[Items from an interface collection]
□ □ □ □

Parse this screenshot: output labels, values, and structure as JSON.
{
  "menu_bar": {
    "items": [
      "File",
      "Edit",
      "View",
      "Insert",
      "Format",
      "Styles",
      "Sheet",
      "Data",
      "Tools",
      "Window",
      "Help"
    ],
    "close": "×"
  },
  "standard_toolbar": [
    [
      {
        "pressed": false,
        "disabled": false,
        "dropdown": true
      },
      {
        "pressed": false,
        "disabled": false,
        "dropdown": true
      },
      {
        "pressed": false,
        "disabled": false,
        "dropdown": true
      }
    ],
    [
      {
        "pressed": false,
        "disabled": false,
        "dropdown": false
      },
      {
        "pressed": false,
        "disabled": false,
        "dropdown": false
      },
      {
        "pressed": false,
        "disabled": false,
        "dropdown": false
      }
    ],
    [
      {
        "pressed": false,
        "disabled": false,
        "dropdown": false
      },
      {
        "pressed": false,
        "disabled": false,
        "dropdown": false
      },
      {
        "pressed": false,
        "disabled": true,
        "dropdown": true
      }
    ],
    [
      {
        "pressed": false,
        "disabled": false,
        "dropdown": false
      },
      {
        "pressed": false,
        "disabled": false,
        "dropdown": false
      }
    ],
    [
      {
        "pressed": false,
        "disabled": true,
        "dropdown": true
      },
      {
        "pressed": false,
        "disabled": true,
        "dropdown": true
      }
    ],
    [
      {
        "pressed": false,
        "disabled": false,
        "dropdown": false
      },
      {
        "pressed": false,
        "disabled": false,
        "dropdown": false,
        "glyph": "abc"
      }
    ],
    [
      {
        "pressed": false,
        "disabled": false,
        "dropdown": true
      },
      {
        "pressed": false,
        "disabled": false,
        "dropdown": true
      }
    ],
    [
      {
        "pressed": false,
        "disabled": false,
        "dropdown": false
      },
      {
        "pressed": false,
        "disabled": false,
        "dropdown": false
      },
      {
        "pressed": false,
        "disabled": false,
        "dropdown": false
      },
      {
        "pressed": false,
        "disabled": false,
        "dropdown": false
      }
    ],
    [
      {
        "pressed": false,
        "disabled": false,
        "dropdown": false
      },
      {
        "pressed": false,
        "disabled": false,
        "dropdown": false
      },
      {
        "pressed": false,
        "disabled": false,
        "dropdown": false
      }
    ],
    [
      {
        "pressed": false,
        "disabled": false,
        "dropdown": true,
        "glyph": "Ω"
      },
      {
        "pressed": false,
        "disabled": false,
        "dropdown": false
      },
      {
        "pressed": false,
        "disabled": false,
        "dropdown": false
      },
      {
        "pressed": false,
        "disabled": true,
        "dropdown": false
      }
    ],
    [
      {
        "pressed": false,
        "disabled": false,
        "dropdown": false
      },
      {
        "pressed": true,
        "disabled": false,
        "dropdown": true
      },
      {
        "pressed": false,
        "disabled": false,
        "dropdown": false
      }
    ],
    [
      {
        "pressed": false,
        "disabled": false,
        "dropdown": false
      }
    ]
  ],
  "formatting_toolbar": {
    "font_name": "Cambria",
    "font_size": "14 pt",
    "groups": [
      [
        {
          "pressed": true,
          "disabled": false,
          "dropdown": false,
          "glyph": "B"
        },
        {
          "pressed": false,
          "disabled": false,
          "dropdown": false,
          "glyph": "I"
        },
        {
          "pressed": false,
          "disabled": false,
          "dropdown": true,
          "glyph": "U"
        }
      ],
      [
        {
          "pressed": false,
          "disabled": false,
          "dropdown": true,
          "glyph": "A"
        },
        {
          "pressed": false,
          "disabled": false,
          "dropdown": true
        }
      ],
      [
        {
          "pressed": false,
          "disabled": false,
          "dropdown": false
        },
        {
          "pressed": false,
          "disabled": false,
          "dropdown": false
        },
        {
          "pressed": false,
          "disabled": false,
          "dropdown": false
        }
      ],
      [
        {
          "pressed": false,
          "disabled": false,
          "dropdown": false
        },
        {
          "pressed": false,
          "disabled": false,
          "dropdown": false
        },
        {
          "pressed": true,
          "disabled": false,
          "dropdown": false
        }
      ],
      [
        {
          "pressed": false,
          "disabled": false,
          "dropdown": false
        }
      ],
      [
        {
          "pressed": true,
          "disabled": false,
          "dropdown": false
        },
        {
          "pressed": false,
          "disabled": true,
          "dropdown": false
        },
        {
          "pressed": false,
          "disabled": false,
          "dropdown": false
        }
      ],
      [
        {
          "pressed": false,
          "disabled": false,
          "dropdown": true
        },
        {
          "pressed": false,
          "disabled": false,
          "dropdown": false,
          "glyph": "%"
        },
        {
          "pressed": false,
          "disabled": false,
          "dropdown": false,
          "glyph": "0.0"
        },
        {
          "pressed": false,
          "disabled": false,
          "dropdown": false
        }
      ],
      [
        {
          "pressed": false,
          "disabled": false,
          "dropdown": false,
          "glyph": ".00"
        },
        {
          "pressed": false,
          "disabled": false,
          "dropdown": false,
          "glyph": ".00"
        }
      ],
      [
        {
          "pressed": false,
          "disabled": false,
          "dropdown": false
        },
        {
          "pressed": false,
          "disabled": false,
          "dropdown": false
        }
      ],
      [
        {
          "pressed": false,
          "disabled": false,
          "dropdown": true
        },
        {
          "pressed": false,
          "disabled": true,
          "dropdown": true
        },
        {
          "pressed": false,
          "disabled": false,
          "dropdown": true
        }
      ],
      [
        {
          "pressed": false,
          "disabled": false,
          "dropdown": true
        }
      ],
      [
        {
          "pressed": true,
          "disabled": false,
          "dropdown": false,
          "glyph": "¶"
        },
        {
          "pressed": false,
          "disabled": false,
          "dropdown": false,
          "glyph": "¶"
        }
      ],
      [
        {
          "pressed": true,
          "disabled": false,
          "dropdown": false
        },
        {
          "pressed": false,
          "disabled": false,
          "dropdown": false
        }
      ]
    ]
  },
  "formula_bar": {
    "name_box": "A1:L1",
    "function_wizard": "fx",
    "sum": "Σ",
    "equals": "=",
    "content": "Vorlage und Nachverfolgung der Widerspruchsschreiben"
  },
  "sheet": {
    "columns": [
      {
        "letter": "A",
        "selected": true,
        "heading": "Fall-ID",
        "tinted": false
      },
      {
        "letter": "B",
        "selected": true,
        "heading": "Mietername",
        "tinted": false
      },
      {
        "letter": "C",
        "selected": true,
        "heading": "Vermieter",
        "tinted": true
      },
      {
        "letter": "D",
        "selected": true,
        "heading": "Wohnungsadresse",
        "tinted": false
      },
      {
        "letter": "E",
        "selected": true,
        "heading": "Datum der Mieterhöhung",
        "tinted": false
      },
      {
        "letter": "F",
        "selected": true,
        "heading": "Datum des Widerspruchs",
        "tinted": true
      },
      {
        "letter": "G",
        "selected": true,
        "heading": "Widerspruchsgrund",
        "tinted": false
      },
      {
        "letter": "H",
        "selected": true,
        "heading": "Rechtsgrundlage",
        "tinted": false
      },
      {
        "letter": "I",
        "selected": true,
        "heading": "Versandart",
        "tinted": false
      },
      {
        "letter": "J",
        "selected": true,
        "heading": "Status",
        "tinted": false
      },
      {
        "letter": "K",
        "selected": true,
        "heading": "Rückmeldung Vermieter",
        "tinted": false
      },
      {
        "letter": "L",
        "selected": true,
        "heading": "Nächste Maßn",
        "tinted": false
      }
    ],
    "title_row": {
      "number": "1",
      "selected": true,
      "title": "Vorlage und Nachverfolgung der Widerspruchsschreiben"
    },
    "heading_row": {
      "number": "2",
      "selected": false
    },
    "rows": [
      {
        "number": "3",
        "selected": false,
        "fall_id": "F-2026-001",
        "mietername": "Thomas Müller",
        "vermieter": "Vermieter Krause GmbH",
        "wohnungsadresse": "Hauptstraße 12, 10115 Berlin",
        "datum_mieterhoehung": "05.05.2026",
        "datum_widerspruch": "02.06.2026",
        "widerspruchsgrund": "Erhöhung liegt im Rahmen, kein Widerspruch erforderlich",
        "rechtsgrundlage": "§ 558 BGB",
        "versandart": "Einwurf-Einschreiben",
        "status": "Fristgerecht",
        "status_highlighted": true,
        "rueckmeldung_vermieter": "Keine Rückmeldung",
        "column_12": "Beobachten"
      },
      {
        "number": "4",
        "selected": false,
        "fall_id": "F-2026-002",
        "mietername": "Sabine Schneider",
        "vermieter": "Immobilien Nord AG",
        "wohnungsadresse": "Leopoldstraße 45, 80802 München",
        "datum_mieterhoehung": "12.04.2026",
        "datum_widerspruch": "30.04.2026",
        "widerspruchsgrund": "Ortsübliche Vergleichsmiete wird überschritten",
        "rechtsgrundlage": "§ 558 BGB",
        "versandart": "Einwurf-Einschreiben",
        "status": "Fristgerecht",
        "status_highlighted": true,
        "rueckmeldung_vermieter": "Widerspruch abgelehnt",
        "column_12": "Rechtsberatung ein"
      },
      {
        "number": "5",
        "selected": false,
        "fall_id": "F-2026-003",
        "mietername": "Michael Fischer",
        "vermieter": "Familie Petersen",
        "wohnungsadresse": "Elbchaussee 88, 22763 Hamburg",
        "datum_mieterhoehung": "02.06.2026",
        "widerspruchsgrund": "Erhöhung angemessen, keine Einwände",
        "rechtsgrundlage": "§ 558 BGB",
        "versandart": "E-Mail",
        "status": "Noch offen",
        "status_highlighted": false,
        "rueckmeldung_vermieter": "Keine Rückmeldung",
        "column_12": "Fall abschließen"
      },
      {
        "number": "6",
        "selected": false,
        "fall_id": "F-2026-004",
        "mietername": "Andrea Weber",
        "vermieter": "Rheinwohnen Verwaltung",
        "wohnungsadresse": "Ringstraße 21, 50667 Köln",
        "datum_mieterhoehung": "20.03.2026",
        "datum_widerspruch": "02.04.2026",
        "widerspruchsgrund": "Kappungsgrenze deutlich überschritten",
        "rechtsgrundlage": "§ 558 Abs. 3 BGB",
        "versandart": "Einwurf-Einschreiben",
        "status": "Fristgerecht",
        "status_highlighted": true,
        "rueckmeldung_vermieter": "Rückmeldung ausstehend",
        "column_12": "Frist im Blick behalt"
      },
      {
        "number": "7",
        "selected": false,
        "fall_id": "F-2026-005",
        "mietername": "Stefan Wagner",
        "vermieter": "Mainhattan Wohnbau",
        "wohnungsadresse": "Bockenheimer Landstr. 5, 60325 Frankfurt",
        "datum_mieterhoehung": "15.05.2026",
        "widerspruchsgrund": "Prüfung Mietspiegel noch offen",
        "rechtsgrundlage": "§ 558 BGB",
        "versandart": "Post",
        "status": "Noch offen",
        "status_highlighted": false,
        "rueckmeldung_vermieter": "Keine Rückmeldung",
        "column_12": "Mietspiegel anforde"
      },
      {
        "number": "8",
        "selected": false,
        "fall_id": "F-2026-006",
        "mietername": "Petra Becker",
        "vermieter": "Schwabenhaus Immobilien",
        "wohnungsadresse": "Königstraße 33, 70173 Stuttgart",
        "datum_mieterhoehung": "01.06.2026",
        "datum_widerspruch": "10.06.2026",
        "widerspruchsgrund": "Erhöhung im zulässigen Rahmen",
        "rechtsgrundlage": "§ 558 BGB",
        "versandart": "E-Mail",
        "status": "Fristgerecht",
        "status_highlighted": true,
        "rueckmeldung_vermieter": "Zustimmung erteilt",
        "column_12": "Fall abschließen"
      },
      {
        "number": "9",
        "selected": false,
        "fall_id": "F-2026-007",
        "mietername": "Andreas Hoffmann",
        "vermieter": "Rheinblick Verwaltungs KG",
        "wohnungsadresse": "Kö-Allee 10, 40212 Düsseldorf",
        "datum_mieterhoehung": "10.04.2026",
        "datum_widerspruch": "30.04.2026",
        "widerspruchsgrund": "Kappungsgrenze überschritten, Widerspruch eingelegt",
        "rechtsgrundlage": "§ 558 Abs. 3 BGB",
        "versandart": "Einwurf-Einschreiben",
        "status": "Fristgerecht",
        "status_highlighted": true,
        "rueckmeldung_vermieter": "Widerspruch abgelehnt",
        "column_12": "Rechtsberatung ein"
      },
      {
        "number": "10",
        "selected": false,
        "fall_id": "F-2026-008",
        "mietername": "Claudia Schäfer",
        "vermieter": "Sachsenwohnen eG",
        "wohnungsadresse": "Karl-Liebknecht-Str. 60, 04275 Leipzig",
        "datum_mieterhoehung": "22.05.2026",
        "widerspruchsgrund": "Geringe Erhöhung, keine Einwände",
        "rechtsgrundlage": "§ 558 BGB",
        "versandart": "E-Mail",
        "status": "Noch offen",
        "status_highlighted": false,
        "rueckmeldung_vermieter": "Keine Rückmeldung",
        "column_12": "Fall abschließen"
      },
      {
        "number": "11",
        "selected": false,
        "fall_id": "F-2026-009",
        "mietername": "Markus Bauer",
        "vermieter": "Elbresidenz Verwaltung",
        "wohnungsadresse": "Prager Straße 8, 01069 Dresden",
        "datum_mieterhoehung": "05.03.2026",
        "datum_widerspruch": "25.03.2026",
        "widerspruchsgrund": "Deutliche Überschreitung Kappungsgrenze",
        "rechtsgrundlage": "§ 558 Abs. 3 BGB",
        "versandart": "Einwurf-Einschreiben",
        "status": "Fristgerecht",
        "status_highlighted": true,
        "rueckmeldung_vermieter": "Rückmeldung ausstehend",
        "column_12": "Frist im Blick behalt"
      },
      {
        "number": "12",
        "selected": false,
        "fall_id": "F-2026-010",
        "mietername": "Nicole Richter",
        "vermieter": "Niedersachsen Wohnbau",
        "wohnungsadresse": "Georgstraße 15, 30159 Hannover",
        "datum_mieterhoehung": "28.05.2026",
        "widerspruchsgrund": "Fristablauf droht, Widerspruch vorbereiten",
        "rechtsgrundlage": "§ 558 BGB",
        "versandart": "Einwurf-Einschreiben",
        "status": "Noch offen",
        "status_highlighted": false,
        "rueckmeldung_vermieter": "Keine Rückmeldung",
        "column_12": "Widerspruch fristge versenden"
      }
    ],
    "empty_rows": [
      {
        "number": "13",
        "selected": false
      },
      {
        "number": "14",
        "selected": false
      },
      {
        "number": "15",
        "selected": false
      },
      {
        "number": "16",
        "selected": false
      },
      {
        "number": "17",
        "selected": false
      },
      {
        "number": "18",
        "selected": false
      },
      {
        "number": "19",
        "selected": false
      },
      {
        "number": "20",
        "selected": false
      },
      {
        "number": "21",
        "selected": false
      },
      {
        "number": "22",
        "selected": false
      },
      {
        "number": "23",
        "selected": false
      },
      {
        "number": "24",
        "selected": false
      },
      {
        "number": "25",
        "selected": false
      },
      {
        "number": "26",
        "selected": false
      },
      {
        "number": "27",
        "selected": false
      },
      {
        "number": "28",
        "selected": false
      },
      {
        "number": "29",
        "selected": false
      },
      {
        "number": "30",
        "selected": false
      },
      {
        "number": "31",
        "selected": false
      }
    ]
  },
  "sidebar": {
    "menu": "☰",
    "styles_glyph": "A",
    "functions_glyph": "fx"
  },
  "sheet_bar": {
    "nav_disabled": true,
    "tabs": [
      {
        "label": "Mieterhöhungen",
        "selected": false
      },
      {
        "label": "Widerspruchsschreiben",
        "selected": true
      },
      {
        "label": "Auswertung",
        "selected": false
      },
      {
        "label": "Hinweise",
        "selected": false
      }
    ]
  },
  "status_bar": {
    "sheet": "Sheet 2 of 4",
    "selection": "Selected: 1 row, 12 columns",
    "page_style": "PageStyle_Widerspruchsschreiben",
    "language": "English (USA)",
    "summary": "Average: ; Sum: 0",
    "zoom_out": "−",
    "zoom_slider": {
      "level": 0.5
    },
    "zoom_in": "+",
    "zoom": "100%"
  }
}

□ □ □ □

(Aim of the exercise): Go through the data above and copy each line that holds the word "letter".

(Exercise response):
        "letter": "A",
        "letter": "B",
        "letter": "C",
        "letter": "D",
        "letter": "E",
        "letter": "F",
        "letter": "G",
        "letter": "H",
        "letter": "I",
        "letter": "J",
        "letter": "K",
        "letter": "L",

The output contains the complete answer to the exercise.